I’m back from the comic shop this week and I got no new comics but I did get a rather expensive hard cover collection:

  • “The Sword: The Complete Collection Deluxe Hardcover”
  • And now for a review of something I’ve read recently.

    “Union Jack: London Falling” by Christos N. Gage and Mike Perkins

    Here is another trade paperback collection pulled from the pile of Marvel TPBs that a friend gave me. It collects the first four issues of “Union Jack” from 2006.

    Union Jack is an English super hero who has worked, in the past, for British secret intelligence or whatever spy agency they got over there in the U.K. Marvel universe. In this story, though he is no longer active with the spy agency, he is called upon to help defend London from terrorists. Super villains who were hired as terrorists to be precise. Union Jack teams up with a few other no name super heroes/agents from around the world to make an international team.

    I’ve seen Perkins’ art before and it’s usually pretty good. He uses an illustrative photo realist style that falls just a little short of some of the top shelf photo realistic guys out there. Still, next to top shelf is good enough for me and he tells a good story.
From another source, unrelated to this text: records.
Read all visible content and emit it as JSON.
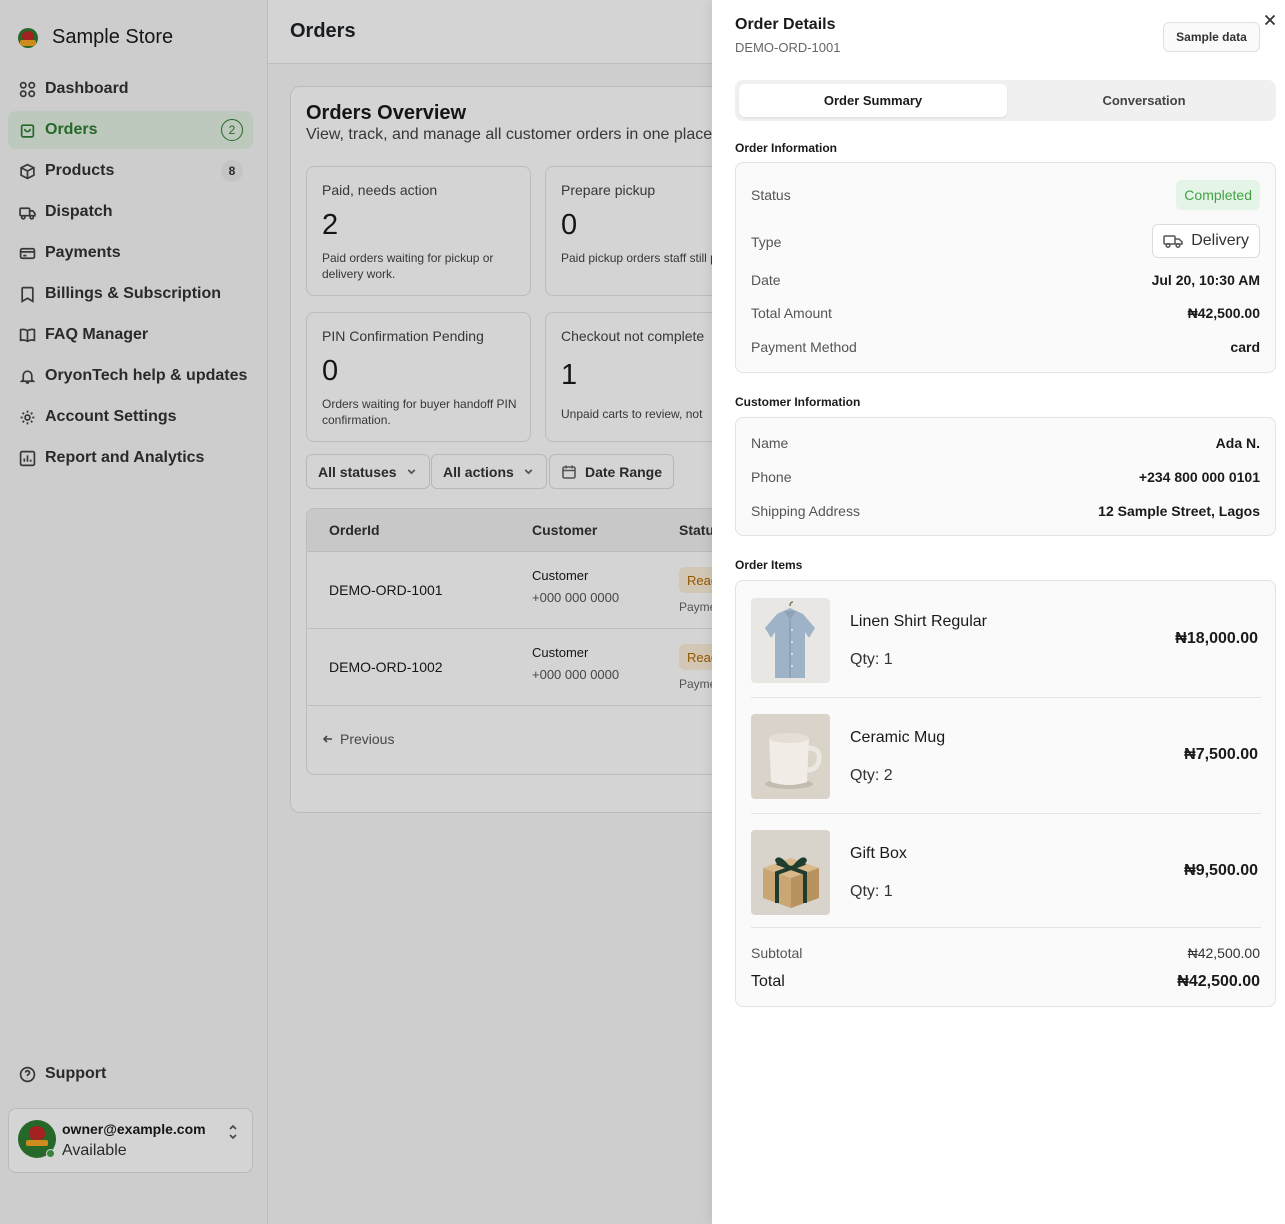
{
  "sidebar": {
    "brand": "Sample Store",
    "items": [
      {
        "label": "Dashboard",
        "icon": "grid-icon"
      },
      {
        "label": "Orders",
        "icon": "bag-icon",
        "badge": "2"
      },
      {
        "label": "Products",
        "icon": "box-icon",
        "badge": "8"
      },
      {
        "label": "Dispatch",
        "icon": "truck-icon"
      },
      {
        "label": "Payments",
        "icon": "card-icon"
      },
      {
        "label": "Billings & Subscription",
        "icon": "bookmark-icon"
      },
      {
        "label": "FAQ Manager",
        "icon": "book-icon"
      },
      {
        "label": "OryonTech help & updates",
        "icon": "bell-icon"
      },
      {
        "label": "Account Settings",
        "icon": "gear-icon"
      },
      {
        "label": "Report and Analytics",
        "icon": "chart-icon"
      }
    ],
    "support": "Support",
    "user": {
      "email": "owner@example.com",
      "status": "Available"
    }
  },
  "main": {
    "title": "Orders",
    "overview": {
      "title": "Orders Overview",
      "subtitle": "View, track, and manage all customer orders in one place."
    },
    "stats": [
      {
        "label": "Paid, needs action",
        "value": "2",
        "desc": "Paid orders waiting for pickup or delivery work."
      },
      {
        "label": "Prepare pickup",
        "value": "0",
        "desc": "Paid pickup orders staff still prepare."
      },
      {
        "label": "PIN Confirmation Pending",
        "value": "0",
        "desc": "Orders waiting for buyer handoff PIN confirmation."
      },
      {
        "label": "Checkout not complete",
        "value": "1",
        "desc": "Unpaid carts to review, not"
      }
    ],
    "filters": {
      "statuses": "All statuses",
      "actions": "All actions",
      "date_range": "Date Range"
    },
    "table": {
      "columns": [
        "OrderId",
        "Customer",
        "Statu"
      ],
      "rows": [
        {
          "id": "DEMO-ORD-1001",
          "customer": "Customer",
          "phone": "+000 000 0000",
          "status": "Read",
          "payment": "Payme"
        },
        {
          "id": "DEMO-ORD-1002",
          "customer": "Customer",
          "phone": "+000 000 0000",
          "status": "Read",
          "payment": "Payme"
        }
      ],
      "previous": "Previous"
    }
  },
  "drawer": {
    "title": "Order Details",
    "order_id": "DEMO-ORD-1001",
    "sample_button": "Sample data",
    "tabs": [
      "Order Summary",
      "Conversation"
    ],
    "order_info": {
      "section": "Order Information",
      "status_label": "Status",
      "status_value": "Completed",
      "type_label": "Type",
      "type_value": "Delivery",
      "date_label": "Date",
      "date_value": "Jul 20, 10:30 AM",
      "amount_label": "Total Amount",
      "amount_value": "₦42,500.00",
      "method_label": "Payment Method",
      "method_value": "card"
    },
    "customer_info": {
      "section": "Customer Information",
      "name_label": "Name",
      "name_value": "Ada N.",
      "phone_label": "Phone",
      "phone_value": "+234 800 000 0101",
      "address_label": "Shipping Address",
      "address_value": "12 Sample Street, Lagos"
    },
    "items": {
      "section": "Order Items",
      "list": [
        {
          "name": "Linen Shirt Regular",
          "qty": "Qty: 1",
          "price": "₦18,000.00"
        },
        {
          "name": "Ceramic Mug",
          "qty": "Qty: 2",
          "price": "₦7,500.00"
        },
        {
          "name": "Gift Box",
          "qty": "Qty: 1",
          "price": "₦9,500.00"
        }
      ],
      "subtotal_label": "Subtotal",
      "subtotal_value": "₦42,500.00",
      "total_label": "Total",
      "total_value": "₦42,500.00"
    }
  },
  "colors": {
    "accent": "#2e7d32",
    "completed_bg": "#e4f4e6",
    "completed_text": "#43a047"
  }
}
He would have been helped out if the coloring was a little bit better too. Not that it was terrible either. Despite these criticisms there is nothing wrong with the art. It’s good stuff.
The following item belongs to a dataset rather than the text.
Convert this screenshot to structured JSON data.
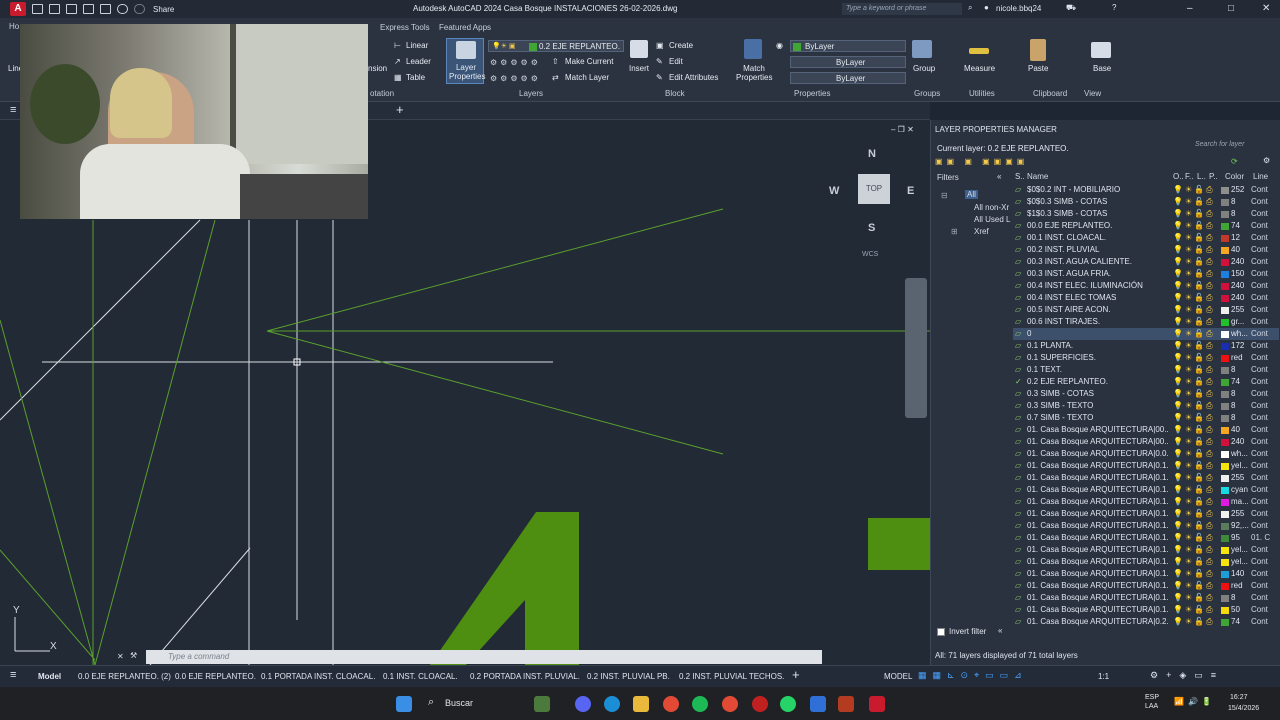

    Maybe it’s because I just read “Global Frequency” or maybe it’s because I’ve read a lot of stories, sort of, like this (including Gage’s run on Storm Watch) but I found this book a bit of a downer. It was probably just me being tired of realpolitik stories. Governments versus terrorists with neither having clearly defined values or goals doesn’t make for a satisfying story.

    At least Union Jack had a problem with it all too. He is a hero and wasn’t always happy with the boss of the spy agency’s actions. He certainly wasn’t happy with super villains hiring themselves out to terrorists (whoever they were). There was also a “Union Jack: Hero to the Working Man” theme going on in the book to counter the realpolitik stuff.
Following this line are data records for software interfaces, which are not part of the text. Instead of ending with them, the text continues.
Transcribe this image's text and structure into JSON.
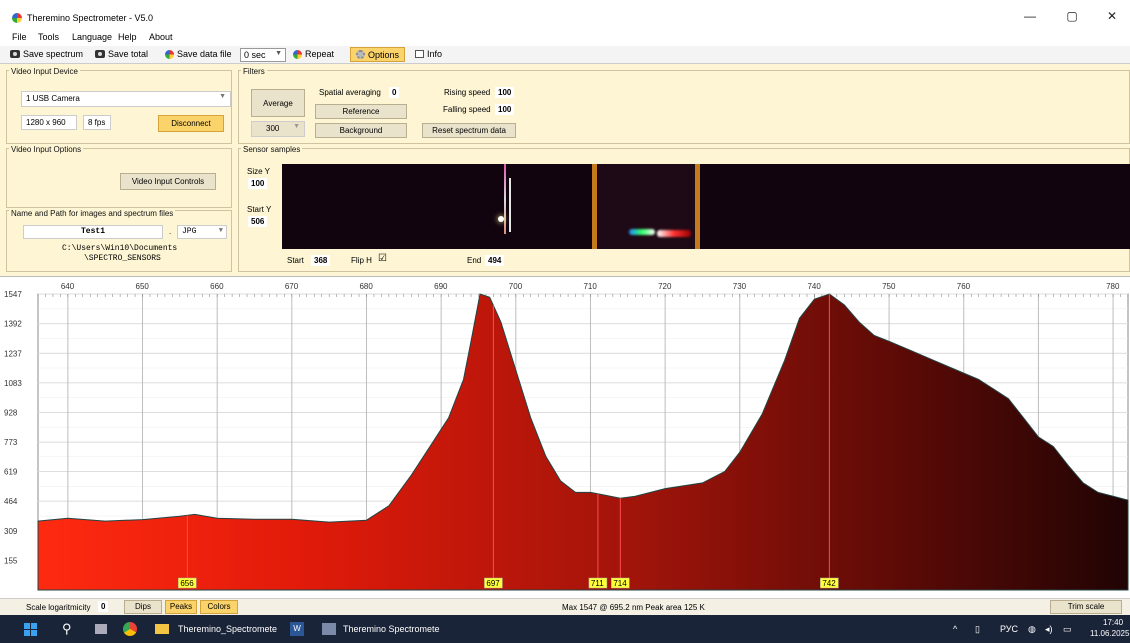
{
  "window": {
    "title": "Theremino Spectrometer - V5.0",
    "controls": [
      "—",
      "▢",
      "✕"
    ]
  },
  "menu": [
    "File",
    "Tools",
    "Language",
    "Help",
    "About"
  ],
  "toolbar": {
    "save_spectrum": "Save spectrum",
    "save_total": "Save total",
    "save_data_file": "Save data file",
    "interval": "0 sec",
    "repeat": "Repeat",
    "options": "Options",
    "info": "Info"
  },
  "video_input": {
    "title": "Video Input Device",
    "device": "1 USB Camera",
    "resolution": "1280 x 960",
    "fps": "8 fps",
    "disconnect": "Disconnect"
  },
  "video_options": {
    "title": "Video Input Options",
    "controls_button": "Video Input Controls"
  },
  "files": {
    "title": "Name and Path for images and spectrum files",
    "name": "Test1",
    "dot": ".",
    "ext": "JPG",
    "path_line1": "C:\\Users\\Win10\\Documents",
    "path_line2": "\\SPECTRO_SENSORS"
  },
  "filters": {
    "title": "Filters",
    "average": "Average",
    "average_value": "300",
    "spatial_label": "Spatial averaging",
    "spatial_value": "0",
    "reference": "Reference",
    "background": "Background",
    "rising_label": "Rising speed",
    "rising_value": "100",
    "falling_label": "Falling speed",
    "falling_value": "100",
    "reset": "Reset spectrum data"
  },
  "sensor": {
    "title": "Sensor samples",
    "size_y_label": "Size Y",
    "size_y": "100",
    "start_y_label": "Start Y",
    "start_y": "506",
    "start_label": "Start",
    "start": "368",
    "flip_label": "Flip H",
    "flip_check": "☑",
    "end_label": "End",
    "end": "494"
  },
  "chart_data": {
    "type": "area",
    "x_range": [
      636,
      782
    ],
    "y_range": [
      0,
      1547
    ],
    "x_ticks": [
      640,
      650,
      660,
      670,
      680,
      690,
      700,
      710,
      720,
      730,
      740,
      750,
      760,
      770,
      780
    ],
    "x_tick_labels": [
      "640",
      "650",
      "660",
      "670",
      "680",
      "690",
      "700",
      "710",
      "720",
      "730",
      "740",
      "750",
      "760",
      "780"
    ],
    "y_ticks": [
      "1547",
      "1392",
      "1237",
      "1083",
      "928",
      "773",
      "619",
      "464",
      "309",
      "155"
    ],
    "series": [
      {
        "x": [
          636,
          640,
          645,
          650,
          655,
          657,
          660,
          665,
          670,
          675,
          680,
          683,
          686,
          689,
          691,
          693,
          694,
          695.2,
          696.5,
          698,
          700,
          702,
          704,
          706,
          708,
          710,
          712,
          714,
          716,
          720,
          725,
          728,
          730,
          733,
          736,
          738,
          740,
          742,
          744,
          746,
          748,
          750,
          753,
          756,
          759,
          762,
          764,
          766,
          768,
          770,
          772,
          774,
          776,
          778,
          780,
          782
        ],
        "y": [
          360,
          375,
          360,
          368,
          385,
          395,
          375,
          370,
          370,
          355,
          365,
          440,
          600,
          780,
          900,
          1100,
          1300,
          1547,
          1530,
          1400,
          1150,
          900,
          700,
          570,
          510,
          510,
          495,
          480,
          490,
          530,
          560,
          620,
          720,
          920,
          1200,
          1420,
          1520,
          1547,
          1490,
          1400,
          1330,
          1300,
          1250,
          1200,
          1150,
          1100,
          1050,
          1000,
          900,
          800,
          750,
          650,
          560,
          510,
          490,
          470
        ]
      }
    ],
    "peaks": [
      {
        "x": 656,
        "label": "656"
      },
      {
        "x": 697,
        "label": "697"
      },
      {
        "x": 711,
        "label": "711"
      },
      {
        "x": 714,
        "label": "714"
      },
      {
        "x": 742,
        "label": "742"
      }
    ],
    "grid": true
  },
  "status": {
    "scale_label": "Scale logaritmicity",
    "scale_value": "0",
    "dips": "Dips",
    "peaks": "Peaks",
    "colors": "Colors",
    "readout": "Max 1547 @ 695.2 nm  Peak area 125 K",
    "trim": "Trim scale"
  },
  "taskbar": {
    "explorer_item": "Theremino_Spectromete",
    "app_item": "Theremino Spectromete",
    "lang": "РУС",
    "time": "17:40",
    "date": "11.06.2025"
  }
}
    I’m also a little tired of the whole “Super hero with no super powers takes on super powered people and beats them with his craftiness” thing. In a real fight the guy who is a little bit stronger and faster usually wins. Here we have guys who are multiple times stronger and faster losing to weaker opponents. I just don’t believe it. That’s why I also can’t stand Batman stories a lot of the time.

    This was a well done book all things considered. I just wasn’t into the story it had to tell. If that sort of thing is what you like then give it a read.